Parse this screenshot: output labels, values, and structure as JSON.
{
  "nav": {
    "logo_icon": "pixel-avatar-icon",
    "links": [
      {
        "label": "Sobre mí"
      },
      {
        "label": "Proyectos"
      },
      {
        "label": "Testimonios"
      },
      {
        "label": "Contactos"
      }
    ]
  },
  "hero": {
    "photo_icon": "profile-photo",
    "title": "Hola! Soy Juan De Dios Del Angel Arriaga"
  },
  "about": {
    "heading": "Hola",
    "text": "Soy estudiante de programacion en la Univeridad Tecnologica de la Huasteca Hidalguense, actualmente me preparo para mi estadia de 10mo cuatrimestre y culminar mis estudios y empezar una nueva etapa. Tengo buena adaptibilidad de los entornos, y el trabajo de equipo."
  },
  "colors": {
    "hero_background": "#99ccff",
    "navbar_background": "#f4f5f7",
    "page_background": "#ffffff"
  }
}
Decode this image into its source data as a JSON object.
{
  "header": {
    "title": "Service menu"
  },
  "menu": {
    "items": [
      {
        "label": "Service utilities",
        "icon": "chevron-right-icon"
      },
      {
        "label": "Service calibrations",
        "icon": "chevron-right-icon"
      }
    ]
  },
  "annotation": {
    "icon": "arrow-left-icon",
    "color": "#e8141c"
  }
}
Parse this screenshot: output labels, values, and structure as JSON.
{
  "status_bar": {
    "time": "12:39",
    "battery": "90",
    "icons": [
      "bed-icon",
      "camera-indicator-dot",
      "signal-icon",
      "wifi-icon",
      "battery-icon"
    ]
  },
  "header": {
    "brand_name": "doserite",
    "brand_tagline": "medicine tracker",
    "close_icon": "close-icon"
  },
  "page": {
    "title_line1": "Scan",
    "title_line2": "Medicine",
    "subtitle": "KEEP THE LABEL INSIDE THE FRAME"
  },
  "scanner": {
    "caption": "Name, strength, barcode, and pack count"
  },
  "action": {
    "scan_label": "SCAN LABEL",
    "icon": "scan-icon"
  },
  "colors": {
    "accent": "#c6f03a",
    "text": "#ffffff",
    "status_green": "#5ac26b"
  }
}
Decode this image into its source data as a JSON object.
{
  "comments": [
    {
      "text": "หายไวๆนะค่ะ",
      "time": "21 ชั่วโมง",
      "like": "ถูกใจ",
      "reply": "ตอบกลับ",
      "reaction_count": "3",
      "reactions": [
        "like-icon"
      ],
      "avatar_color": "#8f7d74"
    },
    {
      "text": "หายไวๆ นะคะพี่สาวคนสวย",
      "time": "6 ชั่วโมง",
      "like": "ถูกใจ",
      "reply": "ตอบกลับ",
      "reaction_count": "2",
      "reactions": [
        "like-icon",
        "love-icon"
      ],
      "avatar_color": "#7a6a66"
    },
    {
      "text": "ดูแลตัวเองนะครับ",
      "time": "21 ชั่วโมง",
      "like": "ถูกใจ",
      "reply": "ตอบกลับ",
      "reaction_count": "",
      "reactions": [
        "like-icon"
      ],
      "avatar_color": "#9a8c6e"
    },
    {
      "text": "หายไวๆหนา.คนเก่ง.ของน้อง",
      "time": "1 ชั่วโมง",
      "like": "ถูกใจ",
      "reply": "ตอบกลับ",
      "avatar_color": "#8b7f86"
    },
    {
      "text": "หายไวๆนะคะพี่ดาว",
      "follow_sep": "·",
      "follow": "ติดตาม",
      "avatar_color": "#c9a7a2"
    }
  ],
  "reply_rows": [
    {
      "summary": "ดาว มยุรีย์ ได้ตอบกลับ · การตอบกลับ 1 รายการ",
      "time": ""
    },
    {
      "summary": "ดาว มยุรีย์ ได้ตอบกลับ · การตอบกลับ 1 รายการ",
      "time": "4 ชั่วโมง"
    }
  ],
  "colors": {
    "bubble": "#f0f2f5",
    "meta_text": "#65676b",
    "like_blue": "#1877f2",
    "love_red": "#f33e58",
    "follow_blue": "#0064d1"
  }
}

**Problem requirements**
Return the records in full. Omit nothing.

**Response area**
Parse this screenshot: output labels, values, and structure as JSON.
{
  "nav": {
    "logo_icon": "pixel-avatar-icon",
    "links": [
      {
        "label": "Sobre mí"
      },
      {
        "label": "Proyectos"
      },
      {
        "label": "Testimonios"
      },
      {
        "label": "Contactos"
      }
    ]
  },
  "hero": {
    "photo_icon": "profile-photo",
    "title": "Hola! Soy Juan De Dios Del Angel Arriaga"
  },
  "about": {
    "heading": "Hola",
    "text": "Soy estudiante de programacion en la Univeridad Tecnologica de la Huasteca Hidalguense, actualmente me preparo para mi estadia de 10mo cuatrimestre y culminar mis estudios y empezar una nueva etapa. Tengo buena adaptibilidad de los entornos, y el trabajo de equipo."
  },
  "colors": {
    "hero_background": "#99ccff",
    "navbar_background": "#f4f5f7",
    "page_background": "#ffffff"
  }
}
Decode this image into its source data as a JSON object.
{
  "header": {
    "title": "Service menu"
  },
  "menu": {
    "items": [
      {
        "label": "Service utilities",
        "icon": "chevron-right-icon"
      },
      {
        "label": "Service calibrations",
        "icon": "chevron-right-icon"
      }
    ]
  },
  "annotation": {
    "icon": "arrow-left-icon",
    "color": "#e8141c"
  }
}
Parse this screenshot: output labels, values, and structure as JSON.
{
  "status_bar": {
    "time": "12:39",
    "battery": "90",
    "icons": [
      "bed-icon",
      "camera-indicator-dot",
      "signal-icon",
      "wifi-icon",
      "battery-icon"
    ]
  },
  "header": {
    "brand_name": "doserite",
    "brand_tagline": "medicine tracker",
    "close_icon": "close-icon"
  },
  "page": {
    "title_line1": "Scan",
    "title_line2": "Medicine",
    "subtitle": "KEEP THE LABEL INSIDE THE FRAME"
  },
  "scanner": {
    "caption": "Name, strength, barcode, and pack count"
  },
  "action": {
    "scan_label": "SCAN LABEL",
    "icon": "scan-icon"
  },
  "colors": {
    "accent": "#c6f03a",
    "text": "#ffffff",
    "status_green": "#5ac26b"
  }
}
Decode this image into its source data as a JSON object.
{
  "comments": [
    {
      "text": "หายไวๆนะค่ะ",
      "time": "21 ชั่วโมง",
      "like": "ถูกใจ",
      "reply": "ตอบกลับ",
      "reaction_count": "3",
      "reactions": [
        "like-icon"
      ],
      "avatar_color": "#8f7d74"
    },
    {
      "text": "หายไวๆ นะคะพี่สาวคนสวย",
      "time": "6 ชั่วโมง",
      "like": "ถูกใจ",
      "reply": "ตอบกลับ",
      "reaction_count": "2",
      "reactions": [
        "like-icon",
        "love-icon"
      ],
      "avatar_color": "#7a6a66"
    },
    {
      "text": "ดูแลตัวเองนะครับ",
      "time": "21 ชั่วโมง",
      "like": "ถูกใจ",
      "reply": "ตอบกลับ",
      "reaction_count": "",
      "reactions": [
        "like-icon"
      ],
      "avatar_color": "#9a8c6e"
    },
    {
      "text": "หายไวๆหนา.คนเก่ง.ของน้อง",
      "time": "1 ชั่วโมง",
      "like": "ถูกใจ",
      "reply": "ตอบกลับ",
      "avatar_color": "#8b7f86"
    },
    {
      "text": "หายไวๆนะคะพี่ดาว",
      "follow_sep": "·",
      "follow": "ติดตาม",
      "avatar_color": "#c9a7a2"
    }
  ],
  "reply_rows": [
    {
      "summary": "ดาว มยุรีย์ ได้ตอบกลับ · การตอบกลับ 1 รายการ",
      "time": ""
    },
    {
      "summary": "ดาว มยุรีย์ ได้ตอบกลับ · การตอบกลับ 1 รายการ",
      "time": "4 ชั่วโมง"
    }
  ],
  "colors": {
    "bubble": "#f0f2f5",
    "meta_text": "#65676b",
    "like_blue": "#1877f2",
    "love_red": "#f33e58",
    "follow_blue": "#0064d1"
  }
}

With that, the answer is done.